Meadows In the Mountains Review \\ Home from home in Bulgaria
“The hills are alive with the sound of music,” a wise Maria sung to us. Swap hills for mountains, Austria for Bulgaria, nuns for hippies and musical theatre for techno and electronica and you have entered the world of Meadows in the Mountains. Size and beauty are in the magic of this (relatively secret) festival. Here are some of Jazz Standard‘s favourite elements of MITM, nestled in the remote Bulgarian countryside.
Meadows in the Mountains presented a line-up you may not instantly recognise. Their programming wasn’t aloof, but surprising and open-minded. Dotted amongst electronica and EDM artists such as Montreal’s Valentin Stip, there was satisfying variety in the line-up. Saturday featured Afro-beat jazz sounds from Manchester based band Agbeka. Sunday presented memorable jazz-soul sets from Hannah Heartshape and Summer Pearl (Love is Law Collective).
Babayaga’s House: storytelling and feeding the inner child
Venture into the Temple towards Babayaga’s House and you will come upon a magnificent tree house constructed from wild imagination. You can only explore in wonder at the wooden structures and plastered moulds that intrigue the mind. Home to storytelling and magic voices, Babayaga’s House was the venue for Baba’s Backyard Theatre and their immersive, twisted tales.
Food: Secret Vegan stalls and a local tavern
Festivals have their secret activities, stages and areas, but you wouldn’t assume it would have hidden food. Winifred Rose, vegan food stall, exists behind the curtain amongst stalls of jewellery, glitter and body paint. Pay 10 Lev (around £4) and experience a generous helping of delicious vegan food to satisfy all cravings and crunches.
If you stayed in the village you could also check out the quaint Maria’s Tavern. At the top of a steep hill we’d be met by Mediterranean-esque decor and a kooky waiter. Maria’s Tavern was nothing short of characterful.
Sunrise at the sunrise stage: The Sublime
The sublime is something few get to experience. However, to watch sunrise from the MITM festival peaks is an experienced that shouldn’t just be saved for the Romantics. Loyal MITM goers know this to be a highlight of the festival. The sunrise in all its Balkan glory can be watched by the sunrise stage, which overlooks the mountains. As it rose, people danced to welcome the daylight in a communal, spiritual space.
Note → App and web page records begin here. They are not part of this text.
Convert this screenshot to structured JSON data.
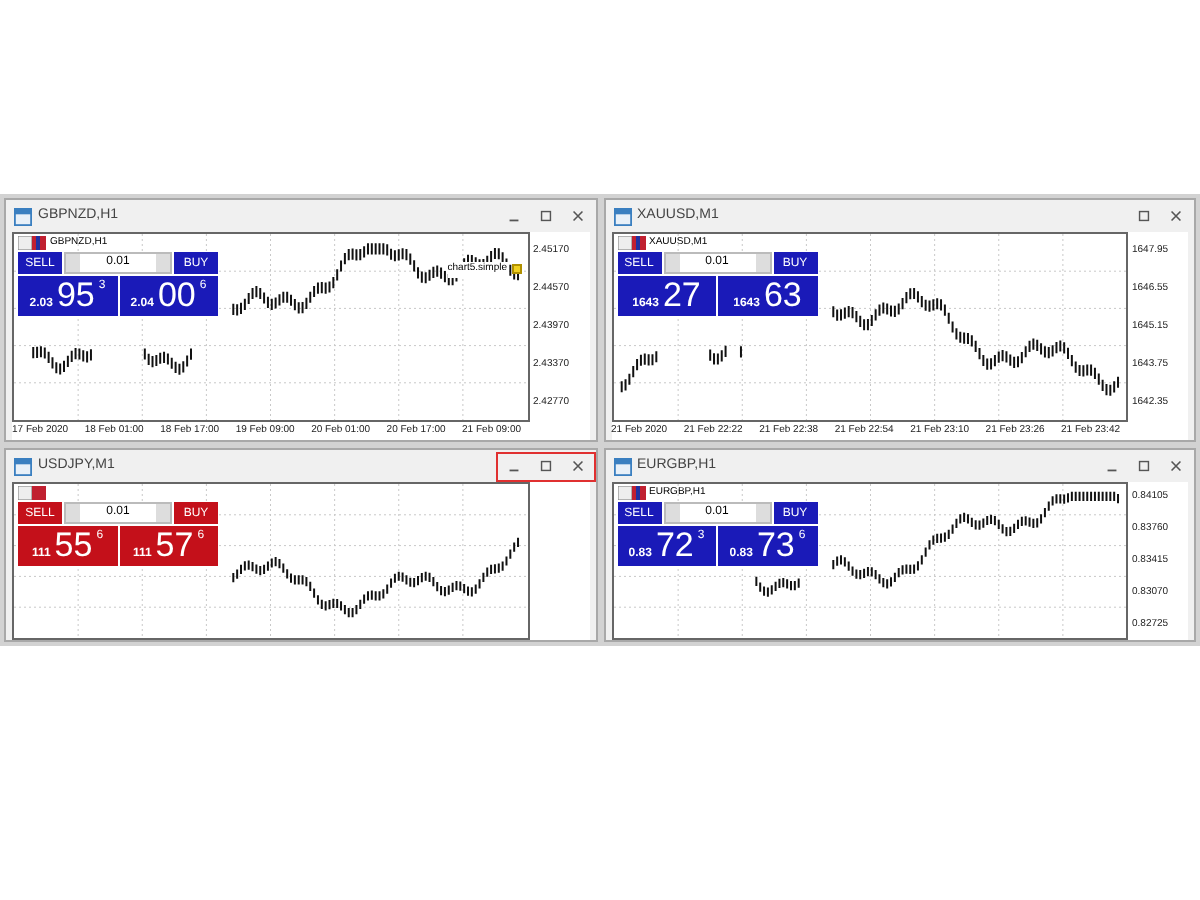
{
  "windows": [
    {
      "title": "GBPNZD,H1",
      "symbol_label": "GBPNZD,H1",
      "color": "#1a1ab8",
      "minimize_button": true,
      "maximize_button": true,
      "close_button": true,
      "buttons_highlighted": false,
      "annotation": "chart5.simple",
      "sell_label": "SELL",
      "lot": "0.01",
      "buy_label": "BUY",
      "sell_price": {
        "prefix": "2.03",
        "pips": "95",
        "fraction": "3"
      },
      "buy_price": {
        "prefix": "2.04",
        "pips": "00",
        "fraction": "6"
      },
      "price_axis": [
        "2.45170",
        "2.44570",
        "2.43970",
        "2.43370",
        "2.42770"
      ],
      "time_axis": [
        "17 Feb 2020",
        "18 Feb 01:00",
        "18 Feb 17:00",
        "19 Feb 09:00",
        "20 Feb 01:00",
        "20 Feb 17:00",
        "21 Feb 09:00"
      ]
    },
    {
      "title": "XAUUSD,M1",
      "symbol_label": "XAUUSD,M1",
      "color": "#1a1ab8",
      "minimize_button": false,
      "maximize_button": true,
      "close_button": true,
      "buttons_highlighted": false,
      "sell_label": "SELL",
      "lot": "0.01",
      "buy_label": "BUY",
      "sell_price": {
        "prefix": "1643",
        "pips": "27"
      },
      "buy_price": {
        "prefix": "1643",
        "pips": "63"
      },
      "price_axis": [
        "1647.95",
        "1646.55",
        "1645.15",
        "1643.75",
        "1642.35"
      ],
      "time_axis": [
        "21 Feb 2020",
        "21 Feb 22:22",
        "21 Feb 22:38",
        "21 Feb 22:54",
        "21 Feb 23:10",
        "21 Feb 23:26",
        "21 Feb 23:42"
      ]
    },
    {
      "title": "USDJPY,M1",
      "color": "#c4101a",
      "minimize_button": true,
      "maximize_button": true,
      "close_button": true,
      "buttons_highlighted": true,
      "sell_label": "SELL",
      "lot": "0.01",
      "buy_label": "BUY",
      "sell_price": {
        "prefix": "111",
        "pips": "55",
        "fraction": "6"
      },
      "buy_price": {
        "prefix": "111",
        "pips": "57",
        "fraction": "6"
      }
    },
    {
      "title": "EURGBP,H1",
      "symbol_label": "EURGBP,H1",
      "color": "#1a1ab8",
      "minimize_button": true,
      "maximize_button": true,
      "close_button": true,
      "buttons_highlighted": false,
      "sell_label": "SELL",
      "lot": "0.01",
      "buy_label": "BUY",
      "sell_price": {
        "prefix": "0.83",
        "pips": "72",
        "fraction": "3"
      },
      "buy_price": {
        "prefix": "0.83",
        "pips": "73",
        "fraction": "6"
      },
      "price_axis": [
        "0.84105",
        "0.83760",
        "0.83415",
        "0.83070",
        "0.82725"
      ]
    }
  ]
}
There are those spaces that feel so far removed from normal life that you immediately resolve to live there FOREVER. The onion, a viewing platform covered by wood and paper in an onion shape was this such place. Gazing into the hills folding one after the other, it was the epitome of peacefulness. People came to look, nap, play cards, share smokes. A communal place to socialise and be still; this was a favourite place for many visitors.
Finding your spiritual outlet: Yoga Classes and Arajam
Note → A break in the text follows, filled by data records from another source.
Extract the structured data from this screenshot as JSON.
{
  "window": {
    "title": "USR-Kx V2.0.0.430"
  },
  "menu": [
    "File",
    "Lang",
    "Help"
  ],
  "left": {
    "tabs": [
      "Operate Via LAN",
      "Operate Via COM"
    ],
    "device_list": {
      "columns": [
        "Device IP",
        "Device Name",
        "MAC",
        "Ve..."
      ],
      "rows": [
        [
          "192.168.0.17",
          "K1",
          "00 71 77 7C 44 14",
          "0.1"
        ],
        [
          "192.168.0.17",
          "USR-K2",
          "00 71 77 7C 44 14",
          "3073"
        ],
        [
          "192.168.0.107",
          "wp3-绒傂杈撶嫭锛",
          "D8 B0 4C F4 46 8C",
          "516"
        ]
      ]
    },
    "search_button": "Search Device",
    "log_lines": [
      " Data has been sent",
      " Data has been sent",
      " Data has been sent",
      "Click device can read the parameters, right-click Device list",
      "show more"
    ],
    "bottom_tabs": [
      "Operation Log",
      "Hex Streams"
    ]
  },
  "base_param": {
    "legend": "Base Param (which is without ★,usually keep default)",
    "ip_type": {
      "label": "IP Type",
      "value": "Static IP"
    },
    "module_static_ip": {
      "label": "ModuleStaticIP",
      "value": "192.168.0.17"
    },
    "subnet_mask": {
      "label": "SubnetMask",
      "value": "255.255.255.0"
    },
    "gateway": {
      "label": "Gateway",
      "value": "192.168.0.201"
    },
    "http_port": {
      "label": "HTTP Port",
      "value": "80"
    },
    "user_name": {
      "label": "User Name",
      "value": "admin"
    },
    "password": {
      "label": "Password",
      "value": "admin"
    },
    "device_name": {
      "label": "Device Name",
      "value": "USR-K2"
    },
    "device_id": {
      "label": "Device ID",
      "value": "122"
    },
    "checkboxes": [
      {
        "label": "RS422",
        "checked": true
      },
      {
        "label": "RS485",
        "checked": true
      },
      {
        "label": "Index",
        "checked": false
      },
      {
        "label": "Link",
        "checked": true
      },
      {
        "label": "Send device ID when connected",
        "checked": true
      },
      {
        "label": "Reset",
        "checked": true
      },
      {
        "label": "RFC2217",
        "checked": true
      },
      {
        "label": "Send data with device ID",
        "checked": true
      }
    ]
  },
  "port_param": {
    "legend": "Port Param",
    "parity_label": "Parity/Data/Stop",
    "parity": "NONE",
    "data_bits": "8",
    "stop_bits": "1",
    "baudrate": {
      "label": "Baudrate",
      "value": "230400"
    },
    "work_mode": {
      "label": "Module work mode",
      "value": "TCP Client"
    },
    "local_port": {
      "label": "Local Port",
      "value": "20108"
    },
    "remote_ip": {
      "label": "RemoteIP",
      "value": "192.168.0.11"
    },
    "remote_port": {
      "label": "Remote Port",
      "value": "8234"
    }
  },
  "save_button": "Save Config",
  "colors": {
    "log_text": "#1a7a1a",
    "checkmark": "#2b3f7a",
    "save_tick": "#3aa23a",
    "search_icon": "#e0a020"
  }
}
MITM is a place of spiritual awakening. With workshops and yoga classes focusing on the chakras, it’s a step away from the music stages and and one towards the inner centre. With varied themed soundtracks, taking a class of yoga or meditation under the Hara tent is a beautiful way to spend some downtime.
If your spirit feels more inclined to music making, an Arajam (a small box space with drums), omnicords and glitter facilitated free jam sessions throughout the day and night. Mantra-like repetition amongst strangers made for mesmerising moments.
Local experience: Staying with a local host
You would think a festival in the mountains can only mean camping, but MITM offers village accommodation with a host family, with many of them happy to share their home cooking with you. The villagers we spoke to promoted a positive attitude about the festival, so no need to hold yourself back at MITM. You can make yourself right at home.
JS | Nina Fine